Thursday, January 14, 2016

The Writer and the Contract

Over the last year the Authors Guild has been discussing with its membership what constitutes a fair book contract. This sounds ideal, but bringing it to fruition with the major publishers, the Big Five as they are now known, could be an impossible ideal. As part of their strategy, the Authors Guild sent an open letter to publishers urging them to amend their contracts to be fairer to writers. Kristine Kathryn Rusch, a successful writer in several genres, has taken a look at this letter and offered a commentary. You can read it (see the link below), and I urge you to do so, but I have a few suggestions also. 

The Authors Guild program to improve contracts for writers seems to depend on publishers offering more generous terms, but in fact it depends on writers becoming better business men and women. It is axiomatic that a new writer will be so thrilled to get a contract for a first book that he or she will accept almost anything that is offered. Reputable publishers won't take even more advantage of this, since they already hold most of the cards anyway, but writers need to be aware of what they are getting and what they are giving away. This post is not about specific clauses, and how they should be written. I'm not an attorney and cannot and will not give advice. But I urge writers to be aware of what they agreeing to or even discussing.

The writer is licensing rights to his or her book. You're not giving it away or selling it; you're licensing it.  Learn what this means and what the limitations are. How long does the publisher have before it has to publish or return the manuscript; when is the book out of print? What formats will the publisher use? Is the publisher publishing the manuscript as a hardcover, ebook, serial? Ask questions if you don't know what something means.

I always keep the copyright in my name, and if the publisher doesn't register the book with the Library of Congress, I do it myself. It costs $35 and an hour of my time, but it's worth it. 

Learn the difference between the various sub rights. Some publishers begin by asking for everything, but if you ask in return, they will hand over the sub rights that don't matter to them. If you want the trade paperback rights, ask for them. If you want mass market paperback rights, ask for them. The publisher might say no, but you won't know what you can get if you don't ask. Of course you want to keep all the movie rights, translation rights, and other rights because you're an optimist and the publisher will just sit on them forever.

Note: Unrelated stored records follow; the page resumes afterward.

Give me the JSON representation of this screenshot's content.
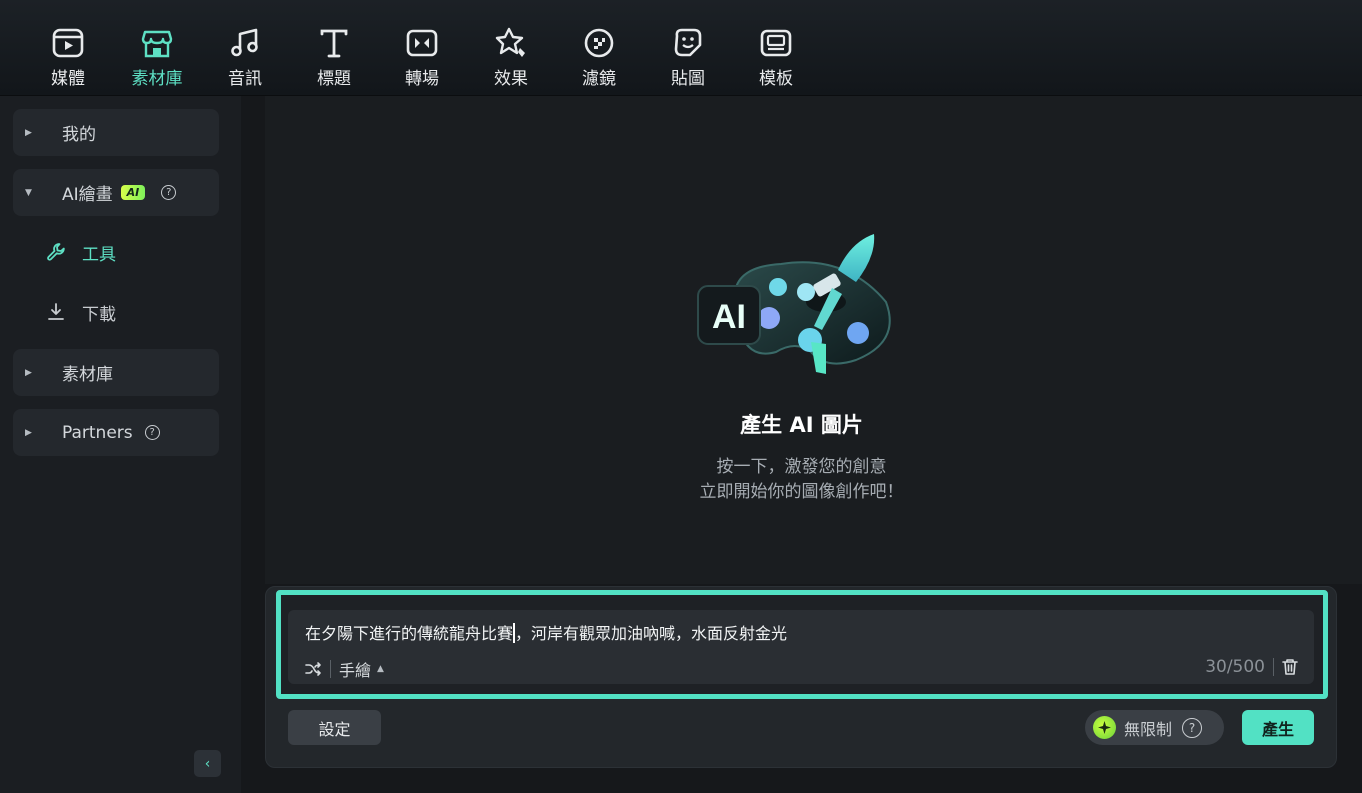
{
  "toolbar": {
    "items": [
      {
        "label": "媒體",
        "icon": "media-icon"
      },
      {
        "label": "素材庫",
        "icon": "store-icon",
        "active": true
      },
      {
        "label": "音訊",
        "icon": "music-note-icon"
      },
      {
        "label": "標題",
        "icon": "text-t-icon"
      },
      {
        "label": "轉場",
        "icon": "transition-icon"
      },
      {
        "label": "效果",
        "icon": "effects-icon"
      },
      {
        "label": "濾鏡",
        "icon": "filter-icon"
      },
      {
        "label": "貼圖",
        "icon": "sticker-icon"
      },
      {
        "label": "模板",
        "icon": "template-icon"
      }
    ]
  },
  "sidebar": {
    "my": "我的",
    "ai_drawing": "AI繪畫",
    "ai_badge": "AI",
    "help_glyph": "?",
    "tools": "工具",
    "download": "下載",
    "library": "素材庫",
    "partners": "Partners",
    "collapse_glyph": "‹"
  },
  "hero": {
    "illustration_text": "AI",
    "title": "產生 AI 圖片",
    "subtitle_line1": "按一下，激發您的創意",
    "subtitle_line2": "立即開始你的圖像創作吧！"
  },
  "prompt": {
    "text_before_cursor": "在夕陽下進行的傳統龍舟比賽",
    "text_after_cursor": "，河岸有觀眾加油吶喊，水面反射金光",
    "style_label": "手繪",
    "style_caret": "▲",
    "counter": "30/500"
  },
  "actions": {
    "settings": "設定",
    "unlimited": "無限制",
    "help_glyph": "?",
    "generate": "產生"
  },
  "colors": {
    "accent": "#52e1c4",
    "badge": "#c8ff3e"
  }
}
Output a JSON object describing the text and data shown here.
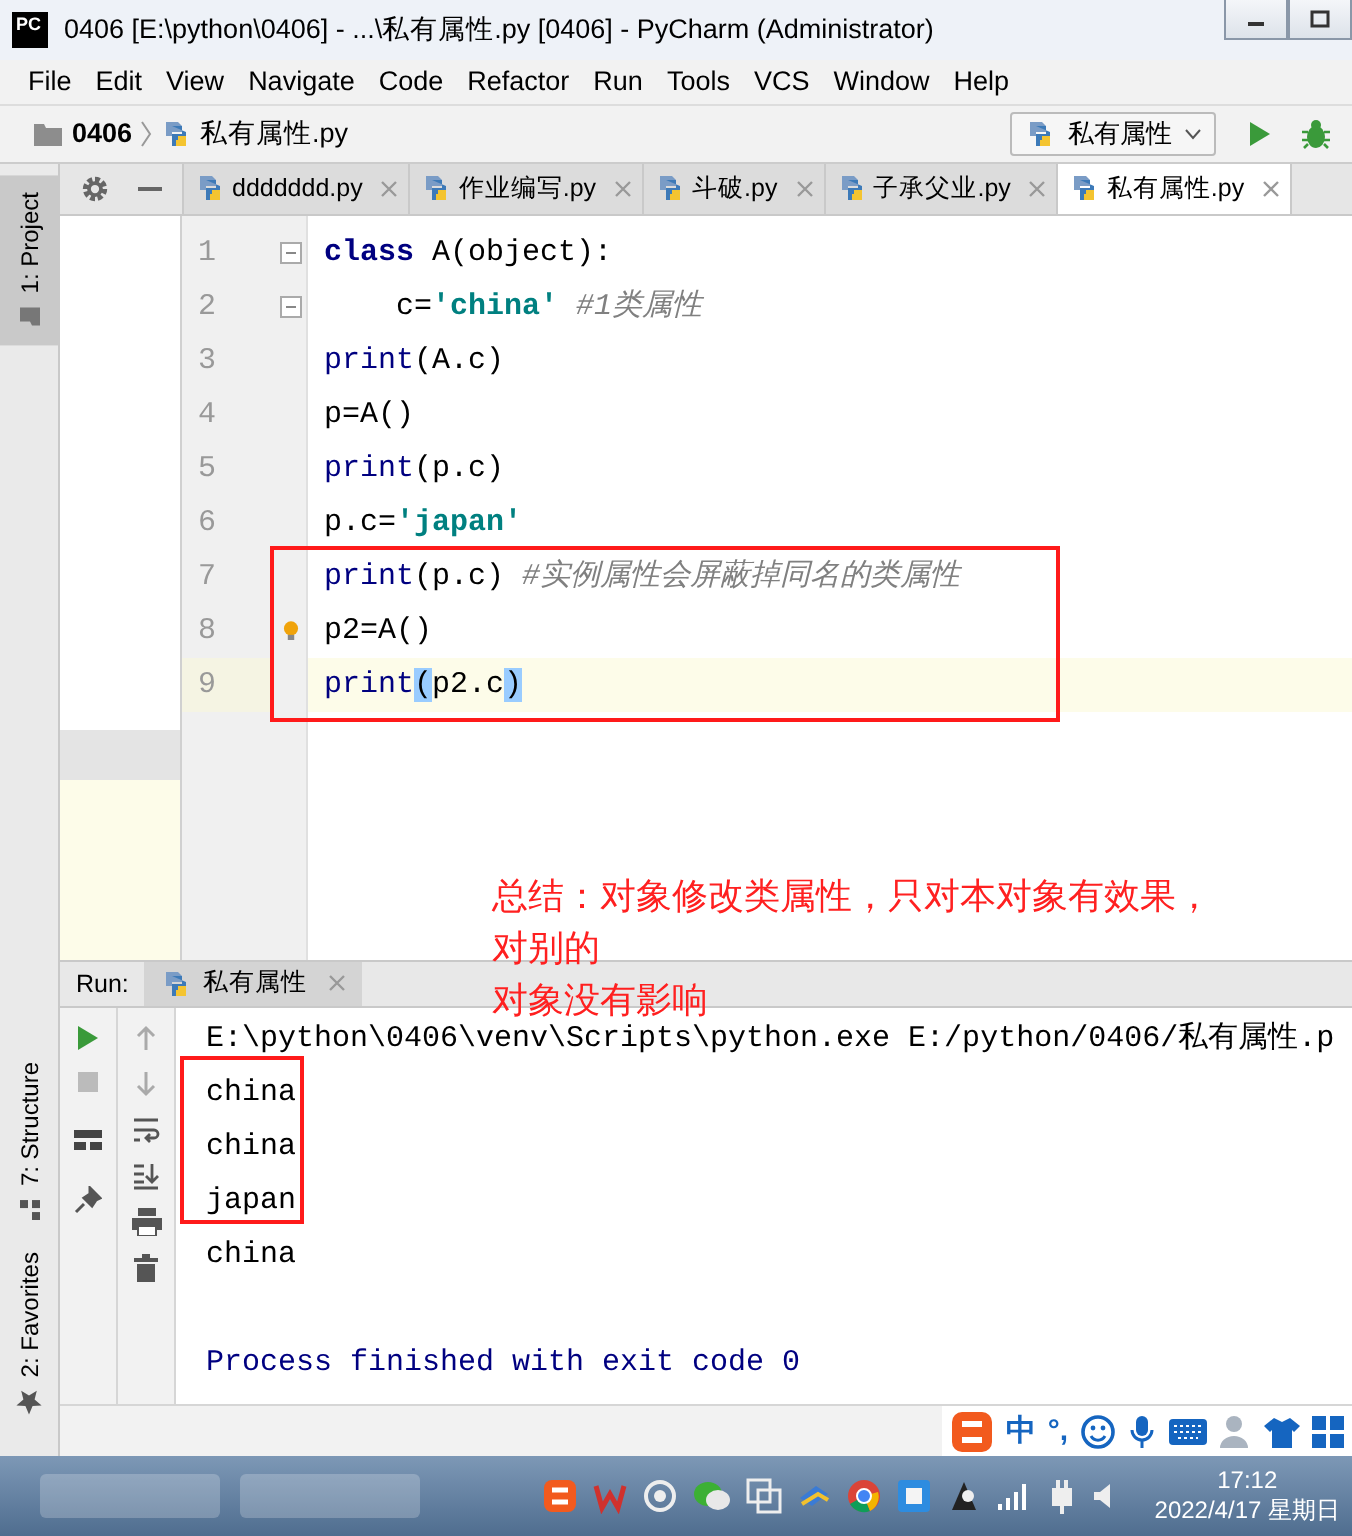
{
  "window": {
    "logo": "PC",
    "title": "0406 [E:\\python\\0406] - ...\\私有属性.py [0406] - PyCharm (Administrator)"
  },
  "menu": [
    "File",
    "Edit",
    "View",
    "Navigate",
    "Code",
    "Refactor",
    "Run",
    "Tools",
    "VCS",
    "Window",
    "Help"
  ],
  "breadcrumbs": [
    {
      "label": "0406",
      "kind": "folder"
    },
    {
      "label": "私有属性.py",
      "kind": "file"
    }
  ],
  "run_config": {
    "label": "私有属性"
  },
  "tool_windows": {
    "top": [
      {
        "label": "1: Project",
        "selected": true
      }
    ],
    "bottom": [
      {
        "label": "7: Structure",
        "selected": false
      },
      {
        "label": "2: Favorites",
        "selected": false
      }
    ]
  },
  "editor_tabs": [
    {
      "label": "ddddddd.py",
      "selected": false
    },
    {
      "label": "作业编写.py",
      "selected": false
    },
    {
      "label": "斗破.py",
      "selected": false
    },
    {
      "label": "子承父业.py",
      "selected": false
    },
    {
      "label": "私有属性.py",
      "selected": true
    }
  ],
  "code_lines": [
    {
      "number": "1",
      "fold": true,
      "current": false,
      "bulb": false,
      "tokens": [
        {
          "text": "class",
          "kind": "keyword"
        },
        {
          "text": " A(object):",
          "kind": "plain"
        }
      ]
    },
    {
      "number": "2",
      "fold": true,
      "current": false,
      "bulb": false,
      "tokens": [
        {
          "text": "    c=",
          "kind": "plain"
        },
        {
          "text": "'china'",
          "kind": "string"
        },
        {
          "text": "#1类属性",
          "kind": "comment"
        }
      ]
    },
    {
      "number": "3",
      "fold": false,
      "current": false,
      "bulb": false,
      "tokens": [
        {
          "text": "print",
          "kind": "builtin"
        },
        {
          "text": "(A.c)",
          "kind": "plain"
        }
      ]
    },
    {
      "number": "4",
      "fold": false,
      "current": false,
      "bulb": false,
      "tokens": [
        {
          "text": "p=A()",
          "kind": "plain"
        }
      ]
    },
    {
      "number": "5",
      "fold": false,
      "current": false,
      "bulb": false,
      "tokens": [
        {
          "text": "print",
          "kind": "builtin"
        },
        {
          "text": "(p.c)",
          "kind": "plain"
        }
      ]
    },
    {
      "number": "6",
      "fold": false,
      "current": false,
      "bulb": false,
      "tokens": [
        {
          "text": "p.c=",
          "kind": "plain"
        },
        {
          "text": "'japan'",
          "kind": "string"
        }
      ]
    },
    {
      "number": "7",
      "fold": false,
      "current": false,
      "bulb": false,
      "tokens": [
        {
          "text": "print",
          "kind": "builtin"
        },
        {
          "text": "(p.c)",
          "kind": "plain"
        },
        {
          "text": "#实例属性会屏蔽掉同名的类属性",
          "kind": "comment"
        }
      ]
    },
    {
      "number": "8",
      "fold": false,
      "current": false,
      "bulb": true,
      "tokens": [
        {
          "text": "p2=A()",
          "kind": "plain"
        }
      ]
    },
    {
      "number": "9",
      "fold": false,
      "current": true,
      "bulb": false,
      "tokens": [
        {
          "text": "print",
          "kind": "builtin"
        },
        {
          "text": "(",
          "kind": "match"
        },
        {
          "text": "p2.c",
          "kind": "plain"
        },
        {
          "text": ")",
          "kind": "match"
        }
      ]
    }
  ],
  "annotation": {
    "lines": [
      "总结：对象修改类属性，只对本对象有效果，",
      "对别的",
      "对象没有影响"
    ]
  },
  "run_panel": {
    "label": "Run:",
    "tab": "私有属性",
    "output": [
      {
        "text": "E:\\python\\0406\\venv\\Scripts\\python.exe E:/python/0406/私有属性.p",
        "kind": "command"
      },
      {
        "text": "china",
        "kind": "stdout"
      },
      {
        "text": "china",
        "kind": "stdout"
      },
      {
        "text": "japan",
        "kind": "stdout"
      },
      {
        "text": "china",
        "kind": "stdout"
      },
      {
        "text": "Process finished with exit code 0",
        "kind": "exit"
      }
    ]
  },
  "ime_toolbar": {
    "mode": "中",
    "punctuation": "°,"
  },
  "taskbar": {
    "time": "17:12",
    "date": "2022/4/17 星期日"
  }
}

Some writers insist on cover approval, but this isn't always possible to get. The more successful you are, the greater the likelihood that you'll get to see the cover and make suggestions. Some publishers ask for ideas, but that doesn't mean the designer will follow them. I've been fortunate with Five Star/Gale, Cengage. They showed me the cover of my first Anita Ray mystery, Under the Eye of Kali, and followed my suggestions. Their covers have been perfect for each novel in the series, which means they are reading the detailed synopses I include with the manuscript.

In previous years the Authors Guild published a small guide to a fair contract, which I encountered in the 1990s. When a partner and I set up The Larcom Press, we went forward as writers who wanted to be fair to other writers. We accepted the first novel of a nonfiction writer who negotiated the contract like a professional agent. She was so precise in her requests, referencing the AG guide several times, that her agent called me and said he was going to let her conduct the negotiations. Working with Leslie Wheeler was an education, and her book, Murder at Plymouth Plantation, a success.

The rapid changes in the publishing industry mean that writers have greater leverage in negotiating contracts but they also have greater responsibility in understanding the industry and its terms. Anyone who wants to be a professional writer should learn to read a contract carefully, and be ready to refuse clauses that are unreasonable or patently unfair. Many publishers are reasonable, and writers must now do their part in the negotiations.

To read the letter to publishers, go here:

To read another writer's response to the AG letter, click on the link below.


  1. VERY interesting info...thanks for sharing!

  2. Thanks, Pam. I think we all do better if we know more about contracts and our role in the business side of things.

  3. All excellent points. Thanks for posting.

  4. Hi, Susan,

    It is very important to understand the details of contracts and what we can negotiate to our benefit.

  5. Thanks, Anne and Jacquie. I hope writers will take the time to learn more about contracts. It can only help.